▶ Items from a data source
──────────
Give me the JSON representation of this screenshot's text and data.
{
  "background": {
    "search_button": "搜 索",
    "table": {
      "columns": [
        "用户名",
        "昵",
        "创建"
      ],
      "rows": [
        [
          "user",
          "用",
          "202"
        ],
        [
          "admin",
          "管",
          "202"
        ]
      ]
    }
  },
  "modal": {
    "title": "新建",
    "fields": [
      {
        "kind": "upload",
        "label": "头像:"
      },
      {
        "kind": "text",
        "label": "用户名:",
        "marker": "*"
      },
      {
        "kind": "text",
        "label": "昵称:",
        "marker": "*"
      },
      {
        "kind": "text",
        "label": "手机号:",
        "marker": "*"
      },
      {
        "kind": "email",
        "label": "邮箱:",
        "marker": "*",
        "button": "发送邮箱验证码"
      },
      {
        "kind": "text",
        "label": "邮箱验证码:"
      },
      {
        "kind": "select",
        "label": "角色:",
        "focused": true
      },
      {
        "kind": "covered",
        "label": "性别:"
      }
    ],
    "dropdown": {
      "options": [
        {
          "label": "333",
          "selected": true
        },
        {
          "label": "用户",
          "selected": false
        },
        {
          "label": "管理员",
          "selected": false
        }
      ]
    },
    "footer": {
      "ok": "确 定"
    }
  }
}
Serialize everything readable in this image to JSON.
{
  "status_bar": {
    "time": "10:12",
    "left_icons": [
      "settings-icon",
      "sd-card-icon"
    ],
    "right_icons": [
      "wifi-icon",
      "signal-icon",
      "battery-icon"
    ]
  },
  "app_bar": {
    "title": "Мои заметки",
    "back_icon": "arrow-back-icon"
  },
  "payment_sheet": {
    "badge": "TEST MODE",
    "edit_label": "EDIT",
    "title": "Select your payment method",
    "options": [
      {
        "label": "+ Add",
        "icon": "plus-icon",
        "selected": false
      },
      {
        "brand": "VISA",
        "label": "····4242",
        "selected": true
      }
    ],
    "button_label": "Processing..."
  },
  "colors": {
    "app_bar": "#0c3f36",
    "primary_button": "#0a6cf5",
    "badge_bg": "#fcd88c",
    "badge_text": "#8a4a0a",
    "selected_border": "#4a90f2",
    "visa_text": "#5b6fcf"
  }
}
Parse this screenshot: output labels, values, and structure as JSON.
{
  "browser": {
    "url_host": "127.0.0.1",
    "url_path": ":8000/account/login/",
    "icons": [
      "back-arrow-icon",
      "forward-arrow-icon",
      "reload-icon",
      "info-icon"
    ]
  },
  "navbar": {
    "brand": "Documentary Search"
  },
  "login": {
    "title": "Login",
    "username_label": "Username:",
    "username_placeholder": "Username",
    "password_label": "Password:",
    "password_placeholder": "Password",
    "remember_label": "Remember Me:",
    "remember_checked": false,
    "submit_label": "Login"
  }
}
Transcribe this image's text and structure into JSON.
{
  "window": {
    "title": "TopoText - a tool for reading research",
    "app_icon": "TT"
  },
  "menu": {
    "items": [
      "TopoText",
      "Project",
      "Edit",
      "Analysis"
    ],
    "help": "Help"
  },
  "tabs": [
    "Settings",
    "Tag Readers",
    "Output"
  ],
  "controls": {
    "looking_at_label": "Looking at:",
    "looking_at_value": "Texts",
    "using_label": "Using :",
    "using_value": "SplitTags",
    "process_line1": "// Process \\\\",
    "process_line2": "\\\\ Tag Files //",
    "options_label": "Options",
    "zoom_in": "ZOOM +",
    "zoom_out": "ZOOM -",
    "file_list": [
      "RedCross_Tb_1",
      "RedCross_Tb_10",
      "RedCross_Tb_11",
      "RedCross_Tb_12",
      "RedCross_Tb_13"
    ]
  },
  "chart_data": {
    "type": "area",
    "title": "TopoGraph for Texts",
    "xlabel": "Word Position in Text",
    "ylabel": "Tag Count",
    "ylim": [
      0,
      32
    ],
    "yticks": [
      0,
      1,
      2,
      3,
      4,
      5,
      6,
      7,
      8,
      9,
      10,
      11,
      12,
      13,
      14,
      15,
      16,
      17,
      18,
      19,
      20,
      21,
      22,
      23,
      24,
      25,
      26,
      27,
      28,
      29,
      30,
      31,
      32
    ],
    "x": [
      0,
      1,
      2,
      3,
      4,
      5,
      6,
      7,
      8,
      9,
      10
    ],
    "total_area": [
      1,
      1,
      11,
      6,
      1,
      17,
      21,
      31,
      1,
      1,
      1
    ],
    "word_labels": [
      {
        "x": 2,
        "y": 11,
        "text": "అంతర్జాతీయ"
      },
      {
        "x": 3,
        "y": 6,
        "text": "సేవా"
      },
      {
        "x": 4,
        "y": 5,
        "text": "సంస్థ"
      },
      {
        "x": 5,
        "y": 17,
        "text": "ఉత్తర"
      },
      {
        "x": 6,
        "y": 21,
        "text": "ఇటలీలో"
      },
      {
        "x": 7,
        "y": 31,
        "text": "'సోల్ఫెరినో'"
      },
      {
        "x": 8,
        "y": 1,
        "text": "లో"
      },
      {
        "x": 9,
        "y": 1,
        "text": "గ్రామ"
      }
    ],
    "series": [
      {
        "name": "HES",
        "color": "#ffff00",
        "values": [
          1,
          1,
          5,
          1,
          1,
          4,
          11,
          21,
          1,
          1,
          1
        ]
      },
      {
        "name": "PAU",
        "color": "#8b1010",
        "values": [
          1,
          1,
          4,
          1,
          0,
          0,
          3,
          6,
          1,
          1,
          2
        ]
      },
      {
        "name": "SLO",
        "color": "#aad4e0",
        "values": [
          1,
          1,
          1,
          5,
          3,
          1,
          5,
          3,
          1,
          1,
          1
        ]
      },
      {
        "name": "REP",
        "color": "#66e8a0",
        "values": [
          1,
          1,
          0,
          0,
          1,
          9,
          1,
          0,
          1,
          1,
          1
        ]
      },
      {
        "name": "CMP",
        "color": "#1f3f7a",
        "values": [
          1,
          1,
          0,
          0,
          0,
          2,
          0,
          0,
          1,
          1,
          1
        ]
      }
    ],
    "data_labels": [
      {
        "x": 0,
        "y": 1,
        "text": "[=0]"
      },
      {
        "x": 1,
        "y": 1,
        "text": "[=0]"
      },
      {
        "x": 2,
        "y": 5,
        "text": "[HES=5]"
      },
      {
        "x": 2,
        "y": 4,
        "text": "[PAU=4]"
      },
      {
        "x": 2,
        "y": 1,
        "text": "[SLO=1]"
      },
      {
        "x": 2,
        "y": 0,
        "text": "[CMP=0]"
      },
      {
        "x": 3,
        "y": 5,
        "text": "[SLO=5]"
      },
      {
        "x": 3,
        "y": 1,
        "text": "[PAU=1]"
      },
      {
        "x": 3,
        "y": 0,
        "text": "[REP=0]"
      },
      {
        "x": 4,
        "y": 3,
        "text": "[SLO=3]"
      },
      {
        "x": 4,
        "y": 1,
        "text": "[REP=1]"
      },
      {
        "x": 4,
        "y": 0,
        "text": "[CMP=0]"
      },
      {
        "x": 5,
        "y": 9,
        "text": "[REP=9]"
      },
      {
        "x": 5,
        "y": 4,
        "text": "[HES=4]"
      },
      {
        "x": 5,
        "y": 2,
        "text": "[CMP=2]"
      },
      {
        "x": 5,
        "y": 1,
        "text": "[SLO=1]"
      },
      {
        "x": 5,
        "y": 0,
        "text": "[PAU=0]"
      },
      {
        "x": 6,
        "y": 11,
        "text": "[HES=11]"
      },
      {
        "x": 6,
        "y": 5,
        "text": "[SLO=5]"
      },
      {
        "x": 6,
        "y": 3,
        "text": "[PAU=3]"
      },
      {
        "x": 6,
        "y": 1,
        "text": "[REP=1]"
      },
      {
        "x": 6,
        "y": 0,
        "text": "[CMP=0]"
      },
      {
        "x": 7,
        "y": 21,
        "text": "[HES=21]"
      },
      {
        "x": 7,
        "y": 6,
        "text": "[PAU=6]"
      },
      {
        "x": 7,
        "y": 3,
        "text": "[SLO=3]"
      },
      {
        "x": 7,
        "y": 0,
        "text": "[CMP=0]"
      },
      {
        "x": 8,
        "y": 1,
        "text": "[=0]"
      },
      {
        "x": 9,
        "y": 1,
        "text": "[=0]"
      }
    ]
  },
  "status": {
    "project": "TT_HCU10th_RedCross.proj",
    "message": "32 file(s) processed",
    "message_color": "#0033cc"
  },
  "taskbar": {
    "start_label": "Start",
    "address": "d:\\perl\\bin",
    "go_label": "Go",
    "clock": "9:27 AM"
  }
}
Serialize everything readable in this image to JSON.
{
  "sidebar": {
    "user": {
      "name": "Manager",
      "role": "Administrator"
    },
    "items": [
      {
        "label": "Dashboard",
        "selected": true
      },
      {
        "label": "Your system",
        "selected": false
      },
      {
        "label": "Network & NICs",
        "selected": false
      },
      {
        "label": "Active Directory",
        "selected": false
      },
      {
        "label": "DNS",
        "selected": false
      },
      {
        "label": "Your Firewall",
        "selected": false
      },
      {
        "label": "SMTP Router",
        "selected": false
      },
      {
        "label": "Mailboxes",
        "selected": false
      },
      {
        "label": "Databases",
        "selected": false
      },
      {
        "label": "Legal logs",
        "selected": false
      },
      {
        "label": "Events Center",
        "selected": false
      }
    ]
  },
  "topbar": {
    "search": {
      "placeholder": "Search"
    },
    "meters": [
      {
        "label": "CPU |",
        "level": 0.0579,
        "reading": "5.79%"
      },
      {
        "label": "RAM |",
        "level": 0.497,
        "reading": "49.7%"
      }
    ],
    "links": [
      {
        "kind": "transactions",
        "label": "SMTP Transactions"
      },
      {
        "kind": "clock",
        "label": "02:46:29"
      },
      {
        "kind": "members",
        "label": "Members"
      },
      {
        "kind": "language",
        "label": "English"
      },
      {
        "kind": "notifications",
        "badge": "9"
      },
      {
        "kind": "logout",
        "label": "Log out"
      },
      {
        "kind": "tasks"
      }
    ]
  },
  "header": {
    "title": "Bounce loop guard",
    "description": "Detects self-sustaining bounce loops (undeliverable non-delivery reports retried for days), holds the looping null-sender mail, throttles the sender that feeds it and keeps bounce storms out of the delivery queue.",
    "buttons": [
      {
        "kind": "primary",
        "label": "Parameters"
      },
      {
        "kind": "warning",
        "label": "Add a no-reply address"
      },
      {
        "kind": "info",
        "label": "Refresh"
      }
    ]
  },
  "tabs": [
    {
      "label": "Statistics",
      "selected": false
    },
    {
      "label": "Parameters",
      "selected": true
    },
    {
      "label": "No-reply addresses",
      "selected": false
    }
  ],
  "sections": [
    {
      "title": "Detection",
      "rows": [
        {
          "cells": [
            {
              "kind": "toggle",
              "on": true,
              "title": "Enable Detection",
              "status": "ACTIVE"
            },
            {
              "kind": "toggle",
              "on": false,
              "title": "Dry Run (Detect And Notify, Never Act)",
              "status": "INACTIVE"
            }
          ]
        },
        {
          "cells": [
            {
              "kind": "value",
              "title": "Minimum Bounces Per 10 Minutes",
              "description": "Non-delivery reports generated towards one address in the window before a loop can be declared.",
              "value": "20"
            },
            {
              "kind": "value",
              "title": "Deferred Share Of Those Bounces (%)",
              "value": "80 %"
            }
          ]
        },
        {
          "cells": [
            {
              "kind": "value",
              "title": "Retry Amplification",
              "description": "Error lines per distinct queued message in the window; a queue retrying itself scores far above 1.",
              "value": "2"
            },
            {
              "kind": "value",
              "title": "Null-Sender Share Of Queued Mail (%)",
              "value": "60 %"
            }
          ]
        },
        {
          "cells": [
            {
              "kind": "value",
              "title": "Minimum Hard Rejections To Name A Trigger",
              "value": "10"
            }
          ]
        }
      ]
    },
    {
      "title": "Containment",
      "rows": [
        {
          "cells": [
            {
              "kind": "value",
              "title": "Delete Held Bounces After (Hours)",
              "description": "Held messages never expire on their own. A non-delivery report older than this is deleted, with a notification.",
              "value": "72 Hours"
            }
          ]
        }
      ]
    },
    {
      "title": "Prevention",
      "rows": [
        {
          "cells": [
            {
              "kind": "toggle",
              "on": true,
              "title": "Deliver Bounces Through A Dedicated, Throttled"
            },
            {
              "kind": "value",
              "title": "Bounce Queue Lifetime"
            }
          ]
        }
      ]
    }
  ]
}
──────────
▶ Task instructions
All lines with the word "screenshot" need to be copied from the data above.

▶ Solved exercise
Give me the JSON representation of this screenshot's text and data.
Parse this screenshot: output labels, values, and structure as JSON.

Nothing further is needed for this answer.